This evaluation should also encompass additional testing, including an audiogram to benchmark hearing loss; vision, including depth perception and peripheral and color vision); height and weight, to see if you are gaining or losing weight; a chest X-ray to detect any disease like chronic obstructive pulmonary diseases (COPD) or tuberculosis; and a pulmonary function test. For cardiac health, a stress treadmill electrocardiogram must be performed on the initial firefighter entry exam and included as a periodic examination at least every five years. Laboratory studies should include a comprehensive blood test to include blood chemistries for liver enzymes, kidney function, cholesterol, and any heavy metals if the firefighter is a hazmat responder.
There are disqualifying medical findings that may arise from the periodic medical evaluations; I suggest that you refer to NFPA 1582 and those disqualifying medical finings. It has been found that, for most firefighters who develop diseases, their treatment comprises a confidential relationship between the firefighter and his physician; the information is not necessarily shared with the department. Obviously, if there is severe heart disease and you require a four-way bypass, your department will need to be informed of the impending surgery. With these medical conditions, if proper medical care is provided, there is no reason the firefighter should not be able to return to work.

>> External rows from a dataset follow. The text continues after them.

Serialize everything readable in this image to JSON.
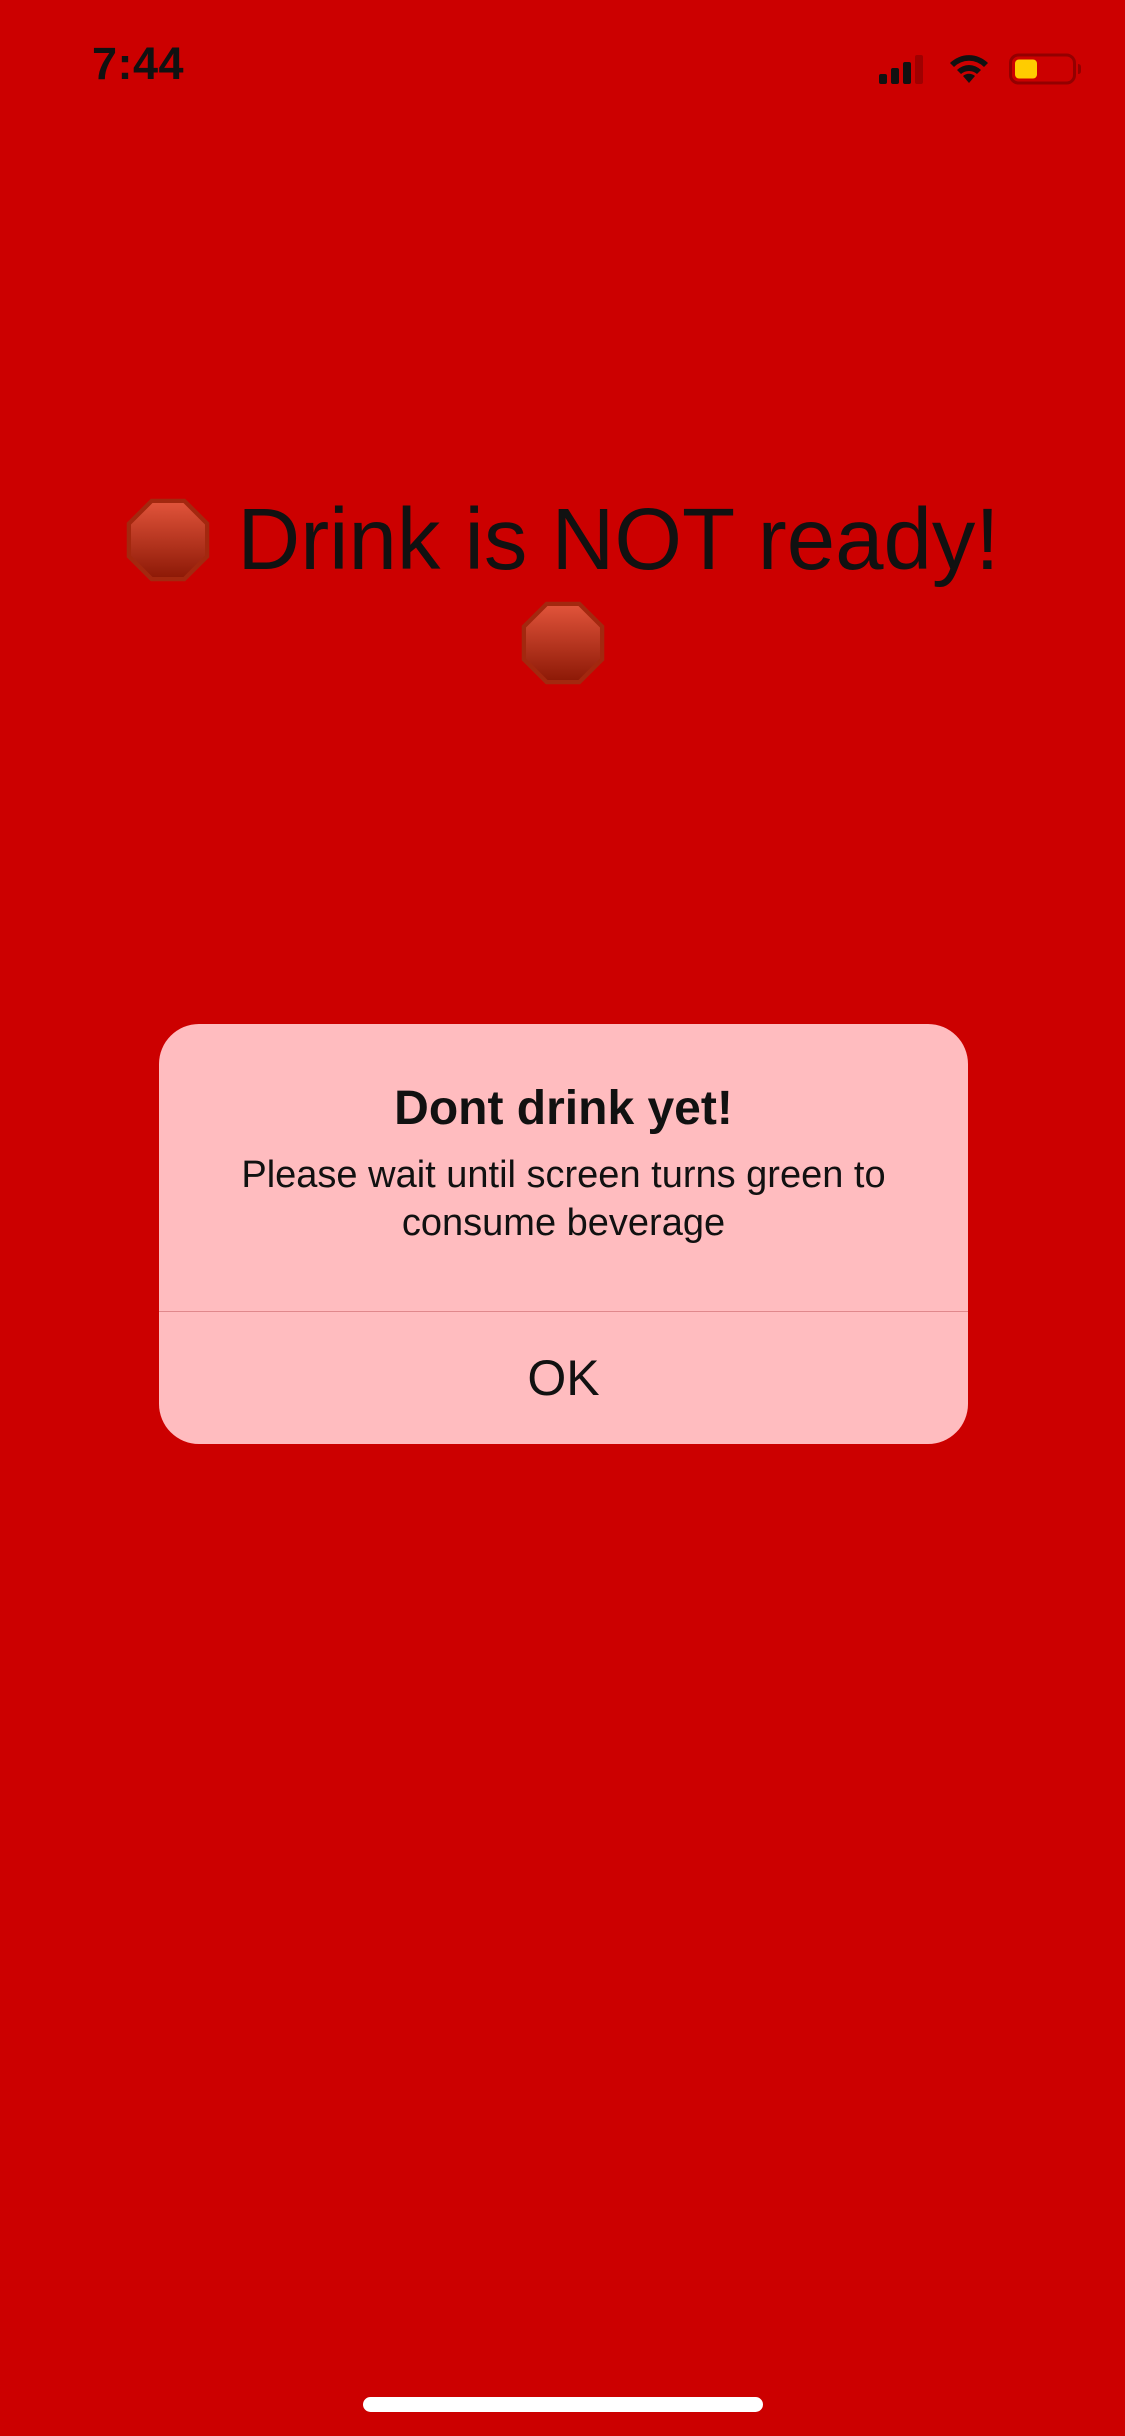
{
  "status_bar": {
    "time": "7:44",
    "icons": [
      "cellular-signal-icon",
      "wifi-icon",
      "battery-icon"
    ],
    "battery_level": 0.4,
    "battery_color": "#ffcc00"
  },
  "background_color": "#cc0000",
  "headline": {
    "text": "Drink is NOT ready!",
    "icon": "stop-sign-icon"
  },
  "alert": {
    "title": "Dont drink yet!",
    "message": "Please wait until screen turns green to consume beverage",
    "button_label": "OK",
    "background_color": "#ffbcbf"
  }
}
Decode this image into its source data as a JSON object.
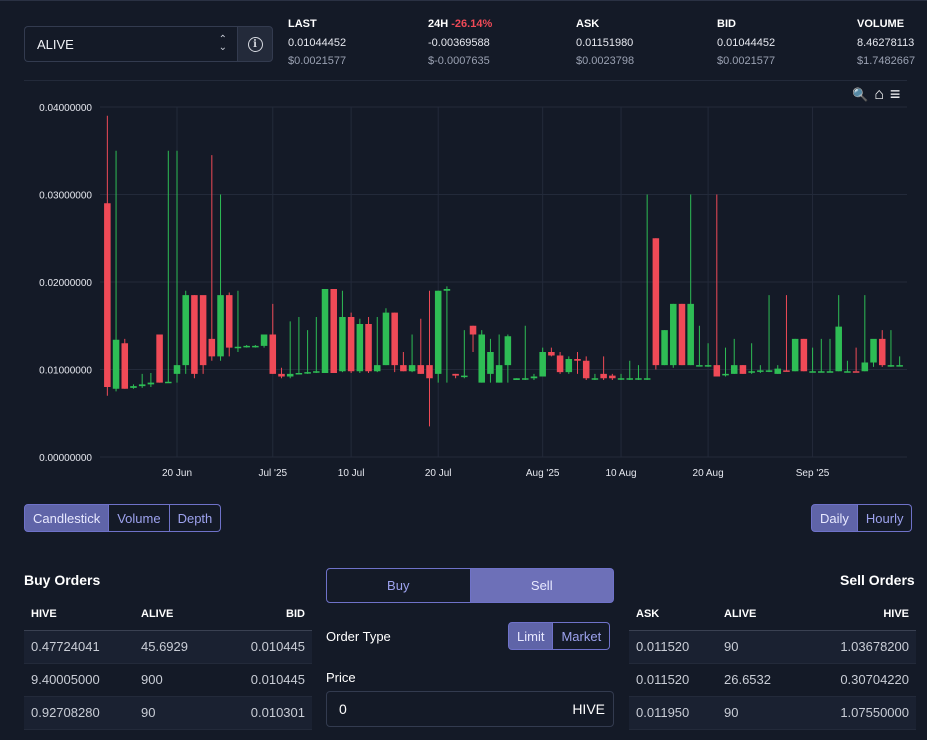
{
  "pair": {
    "selected": "ALIVE"
  },
  "stats": [
    {
      "label": "LAST",
      "change": "",
      "value": "0.01044452",
      "usd": "$0.0021577"
    },
    {
      "label": "24H",
      "change": "-26.14%",
      "value": "-0.00369588",
      "usd": "$-0.0007635"
    },
    {
      "label": "ASK",
      "change": "",
      "value": "0.01151980",
      "usd": "$0.0023798"
    },
    {
      "label": "BID",
      "change": "",
      "value": "0.01044452",
      "usd": "$0.0021577"
    },
    {
      "label": "VOLUME",
      "change": "",
      "value": "8.46278113",
      "usd": "$1.7482667"
    }
  ],
  "colors": {
    "up": "#2ebd55",
    "down": "#ef4a57",
    "accent": "#6f72c9",
    "bg": "#141a27"
  },
  "chart_data": {
    "type": "candlestick",
    "ylim": [
      0,
      0.04
    ],
    "yticks": [
      "0.00000000",
      "0.01000000",
      "0.02000000",
      "0.03000000",
      "0.04000000"
    ],
    "x_dates": [
      "2025-06-12",
      "2025-06-13",
      "2025-06-14",
      "2025-06-15",
      "2025-06-16",
      "2025-06-17",
      "2025-06-18",
      "2025-06-19",
      "2025-06-20",
      "2025-06-21",
      "2025-06-22",
      "2025-06-23",
      "2025-06-24",
      "2025-06-25",
      "2025-06-26",
      "2025-06-27",
      "2025-06-28",
      "2025-06-29",
      "2025-06-30",
      "2025-07-01",
      "2025-07-02",
      "2025-07-03",
      "2025-07-04",
      "2025-07-05",
      "2025-07-06",
      "2025-07-07",
      "2025-07-08",
      "2025-07-09",
      "2025-07-10",
      "2025-07-11",
      "2025-07-12",
      "2025-07-13",
      "2025-07-14",
      "2025-07-15",
      "2025-07-16",
      "2025-07-17",
      "2025-07-18",
      "2025-07-19",
      "2025-07-20",
      "2025-07-21",
      "2025-07-22",
      "2025-07-23",
      "2025-07-24",
      "2025-07-25",
      "2025-07-26",
      "2025-07-27",
      "2025-07-28",
      "2025-07-29",
      "2025-07-30",
      "2025-07-31",
      "2025-08-01",
      "2025-08-02",
      "2025-08-03",
      "2025-08-04",
      "2025-08-05",
      "2025-08-06",
      "2025-08-07",
      "2025-08-08",
      "2025-08-09",
      "2025-08-10",
      "2025-08-11",
      "2025-08-12",
      "2025-08-13",
      "2025-08-14",
      "2025-08-15",
      "2025-08-16",
      "2025-08-17",
      "2025-08-18",
      "2025-08-19",
      "2025-08-20",
      "2025-08-21",
      "2025-08-22",
      "2025-08-23",
      "2025-08-24",
      "2025-08-25",
      "2025-08-26",
      "2025-08-27",
      "2025-08-28",
      "2025-08-29",
      "2025-08-30",
      "2025-08-31",
      "2025-09-01",
      "2025-09-02",
      "2025-09-03",
      "2025-09-04",
      "2025-09-05",
      "2025-09-06",
      "2025-09-07",
      "2025-09-08",
      "2025-09-09",
      "2025-09-10",
      "2025-09-11"
    ],
    "x_tick_labels": [
      {
        "date": "2025-06-20",
        "label": "20 Jun"
      },
      {
        "date": "2025-07-01",
        "label": "Jul '25"
      },
      {
        "date": "2025-07-10",
        "label": "10 Jul"
      },
      {
        "date": "2025-07-20",
        "label": "20 Jul"
      },
      {
        "date": "2025-08-01",
        "label": "Aug '25"
      },
      {
        "date": "2025-08-10",
        "label": "10 Aug"
      },
      {
        "date": "2025-08-20",
        "label": "20 Aug"
      },
      {
        "date": "2025-09-01",
        "label": "Sep '25"
      }
    ],
    "candles": [
      [
        0.029,
        0.039,
        0.007,
        0.008
      ],
      [
        0.0078,
        0.035,
        0.0075,
        0.0134
      ],
      [
        0.013,
        0.0135,
        0.0078,
        0.0078
      ],
      [
        0.0079,
        0.0083,
        0.0078,
        0.0081
      ],
      [
        0.0081,
        0.0095,
        0.0079,
        0.0083
      ],
      [
        0.0083,
        0.0096,
        0.008,
        0.0085
      ],
      [
        0.014,
        0.014,
        0.0085,
        0.0085
      ],
      [
        0.0086,
        0.035,
        0.0085,
        0.0086
      ],
      [
        0.0095,
        0.035,
        0.0085,
        0.0105
      ],
      [
        0.0105,
        0.019,
        0.0095,
        0.0185
      ],
      [
        0.0185,
        0.0185,
        0.009,
        0.0095
      ],
      [
        0.0185,
        0.0183,
        0.0095,
        0.0105
      ],
      [
        0.0135,
        0.0345,
        0.011,
        0.0115
      ],
      [
        0.0115,
        0.03,
        0.011,
        0.0185
      ],
      [
        0.0185,
        0.0188,
        0.0115,
        0.0125
      ],
      [
        0.0125,
        0.019,
        0.012,
        0.0126
      ],
      [
        0.0126,
        0.0128,
        0.0125,
        0.0127
      ],
      [
        0.0126,
        0.0128,
        0.0125,
        0.0127
      ],
      [
        0.0127,
        0.014,
        0.0125,
        0.014
      ],
      [
        0.014,
        0.0175,
        0.0095,
        0.0095
      ],
      [
        0.0095,
        0.0102,
        0.009,
        0.0092
      ],
      [
        0.0092,
        0.0155,
        0.009,
        0.0095
      ],
      [
        0.0095,
        0.016,
        0.0095,
        0.0096
      ],
      [
        0.0096,
        0.0145,
        0.0095,
        0.0097
      ],
      [
        0.0097,
        0.016,
        0.0096,
        0.0098
      ],
      [
        0.0096,
        0.0192,
        0.0096,
        0.0192
      ],
      [
        0.0192,
        0.0192,
        0.0096,
        0.0096
      ],
      [
        0.0098,
        0.019,
        0.0097,
        0.016
      ],
      [
        0.016,
        0.0165,
        0.0096,
        0.0098
      ],
      [
        0.0098,
        0.0158,
        0.0096,
        0.0152
      ],
      [
        0.0152,
        0.016,
        0.0096,
        0.0098
      ],
      [
        0.0098,
        0.016,
        0.0097,
        0.0105
      ],
      [
        0.0105,
        0.017,
        0.0105,
        0.0165
      ],
      [
        0.0165,
        0.0165,
        0.0097,
        0.0105
      ],
      [
        0.0105,
        0.012,
        0.0098,
        0.0098
      ],
      [
        0.0098,
        0.014,
        0.0097,
        0.0105
      ],
      [
        0.0105,
        0.0158,
        0.0095,
        0.0095
      ],
      [
        0.0105,
        0.019,
        0.0035,
        0.009
      ],
      [
        0.0095,
        0.019,
        0.0085,
        0.019
      ],
      [
        0.019,
        0.0195,
        0.0085,
        0.0192
      ],
      [
        0.0095,
        0.0095,
        0.009,
        0.0093
      ],
      [
        0.0093,
        0.0145,
        0.009,
        0.0093
      ],
      [
        0.015,
        0.015,
        0.012,
        0.014
      ],
      [
        0.0085,
        0.0145,
        0.0085,
        0.014
      ],
      [
        0.0095,
        0.0135,
        0.0085,
        0.012
      ],
      [
        0.0085,
        0.014,
        0.0085,
        0.0105
      ],
      [
        0.0105,
        0.014,
        0.0085,
        0.0138
      ],
      [
        0.0088,
        0.009,
        0.0088,
        0.009
      ],
      [
        0.009,
        0.015,
        0.0088,
        0.009
      ],
      [
        0.009,
        0.0095,
        0.0088,
        0.0092
      ],
      [
        0.0092,
        0.0125,
        0.0092,
        0.012
      ],
      [
        0.012,
        0.0125,
        0.0115,
        0.0116
      ],
      [
        0.0116,
        0.012,
        0.0095,
        0.0097
      ],
      [
        0.0097,
        0.0115,
        0.0095,
        0.0112
      ],
      [
        0.0112,
        0.012,
        0.0095,
        0.011
      ],
      [
        0.011,
        0.0115,
        0.0088,
        0.009
      ],
      [
        0.009,
        0.0095,
        0.0088,
        0.009
      ],
      [
        0.0095,
        0.0115,
        0.0088,
        0.009
      ],
      [
        0.0093,
        0.0095,
        0.0088,
        0.009
      ],
      [
        0.009,
        0.0095,
        0.0088,
        0.009
      ],
      [
        0.009,
        0.011,
        0.0088,
        0.009
      ],
      [
        0.009,
        0.0105,
        0.0088,
        0.009
      ],
      [
        0.009,
        0.03,
        0.0088,
        0.009
      ],
      [
        0.025,
        0.025,
        0.01,
        0.0105
      ],
      [
        0.0105,
        0.0145,
        0.0105,
        0.0145
      ],
      [
        0.0105,
        0.0175,
        0.0102,
        0.0175
      ],
      [
        0.0175,
        0.0175,
        0.0105,
        0.0105
      ],
      [
        0.0105,
        0.03,
        0.0105,
        0.0175
      ],
      [
        0.0105,
        0.015,
        0.0105,
        0.0105
      ],
      [
        0.0105,
        0.013,
        0.0103,
        0.0105
      ],
      [
        0.0105,
        0.03,
        0.0092,
        0.0092
      ],
      [
        0.0095,
        0.0125,
        0.0092,
        0.0095
      ],
      [
        0.0095,
        0.0135,
        0.0095,
        0.0105
      ],
      [
        0.0105,
        0.0105,
        0.0095,
        0.0095
      ],
      [
        0.0097,
        0.013,
        0.0095,
        0.0098
      ],
      [
        0.0098,
        0.0105,
        0.0096,
        0.0099
      ],
      [
        0.0099,
        0.0185,
        0.0097,
        0.0099
      ],
      [
        0.0095,
        0.0105,
        0.0095,
        0.0101
      ],
      [
        0.0099,
        0.0185,
        0.0098,
        0.0098
      ],
      [
        0.0098,
        0.0135,
        0.0098,
        0.0135
      ],
      [
        0.0135,
        0.0135,
        0.0098,
        0.0098
      ],
      [
        0.0098,
        0.0125,
        0.0097,
        0.0098
      ],
      [
        0.0098,
        0.0135,
        0.0097,
        0.0098
      ],
      [
        0.0098,
        0.0135,
        0.0097,
        0.0098
      ],
      [
        0.0098,
        0.0185,
        0.0098,
        0.0149
      ],
      [
        0.0097,
        0.011,
        0.0097,
        0.0098
      ],
      [
        0.0098,
        0.0125,
        0.0098,
        0.0097
      ],
      [
        0.0098,
        0.0185,
        0.0098,
        0.0108
      ],
      [
        0.0108,
        0.013,
        0.0103,
        0.0135
      ],
      [
        0.0135,
        0.0145,
        0.0103,
        0.0105
      ],
      [
        0.0105,
        0.0145,
        0.0103,
        0.0105
      ],
      [
        0.0105,
        0.0115,
        0.0104,
        0.0105
      ]
    ]
  },
  "chart_tools": {
    "zoom": "🔍",
    "home": "⌂",
    "menu": "≡"
  },
  "chart_modes": [
    "Candlestick",
    "Volume",
    "Depth"
  ],
  "intervals": [
    "Daily",
    "Hourly"
  ],
  "buy_orders": {
    "title": "Buy Orders",
    "columns": [
      "HIVE",
      "ALIVE",
      "BID"
    ],
    "rows": [
      [
        "0.47724041",
        "45.6929",
        "0.010445"
      ],
      [
        "9.40005000",
        "900",
        "0.010445"
      ],
      [
        "0.92708280",
        "90",
        "0.010301"
      ]
    ]
  },
  "sell_orders": {
    "title": "Sell Orders",
    "columns": [
      "ASK",
      "ALIVE",
      "HIVE"
    ],
    "rows": [
      [
        "0.011520",
        "90",
        "1.03678200"
      ],
      [
        "0.011520",
        "26.6532",
        "0.30704220"
      ],
      [
        "0.011950",
        "90",
        "1.07550000"
      ]
    ]
  },
  "trade_form": {
    "buy_label": "Buy",
    "sell_label": "Sell",
    "order_type_label": "Order Type",
    "limit_label": "Limit",
    "market_label": "Market",
    "price_label": "Price",
    "price_value": "0",
    "price_unit": "HIVE"
  }
}
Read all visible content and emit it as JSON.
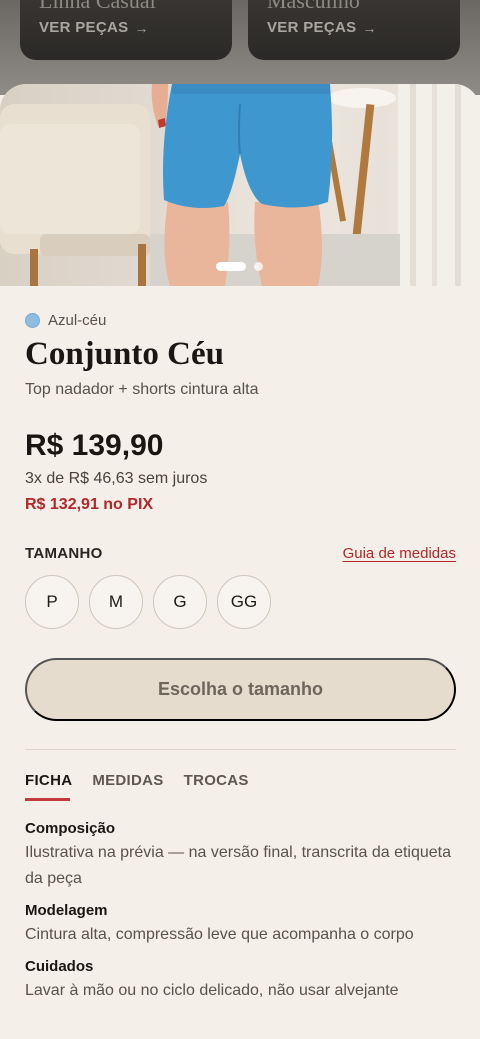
{
  "categories": [
    {
      "title": "Linha Casual",
      "link": "VER PEÇAS",
      "arrow": "→"
    },
    {
      "title": "Masculino",
      "link": "VER PEÇAS",
      "arrow": "→"
    }
  ],
  "carousel": {
    "slides": 2,
    "active": 1
  },
  "product": {
    "color_name": "Azul-céu",
    "color_hex": "#8ebde3",
    "title": "Conjunto Céu",
    "subtitle": "Top nadador + shorts cintura alta",
    "price": "R$ 139,90",
    "installments": "3x de R$ 46,63 sem juros",
    "pix_price": "R$ 132,91 no PIX"
  },
  "size": {
    "label": "TAMANHO",
    "guide_link": "Guia de medidas",
    "options": [
      "P",
      "M",
      "G",
      "GG"
    ]
  },
  "cta": {
    "label": "Escolha o tamanho"
  },
  "tabs": [
    {
      "label": "FICHA",
      "active": true
    },
    {
      "label": "MEDIDAS",
      "active": false
    },
    {
      "label": "TROCAS",
      "active": false
    }
  ],
  "specs": [
    {
      "title": "Composição",
      "text": "Ilustrativa na prévia — na versão final, transcrita da etiqueta da peça"
    },
    {
      "title": "Modelagem",
      "text": "Cintura alta, compressão leve que acompanha o corpo"
    },
    {
      "title": "Cuidados",
      "text": "Lavar à mão ou no ciclo delicado, não usar alvejante"
    }
  ],
  "colors": {
    "accent": "#b3262a",
    "background": "#f4efe8",
    "cta_bg": "#e6dccd"
  }
}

Many of you may not agree that this is the right way to go, since it may cause an early end to your career; but personally, I get tired of reading of my brother and sister firefighter deaths, and I’ve been to too many firefighter funerals. Together, we can actually do something to prevent unnecessary firefighter deaths. So what are we waiting for?
JOHN K. MURPHY, JD, MS, PA-C, EFO, retired as a deputy fire chief after 32 years of career service; is a practicing attorney and physician assistant, and is a frequent speaker on legal and medical issues at local, state, and national fire service conferences. He is a contributing author to Fire Engineering and a fireengineering.com podcast host.
1. 1910.156(b)(2) Personnel. The employer shall assure that employees who are expected to do interior structural fire fighting are physically capable of performing duties which may be assigned to them during emergencies. The employer shall not permit employees with known heart disease, epilepsy, or emphysema, to participate in fire brigade emergency activities unless a physician’s certificate of the employees’ fitness to participate in such activities is provided.
2. Gordon Graham, JD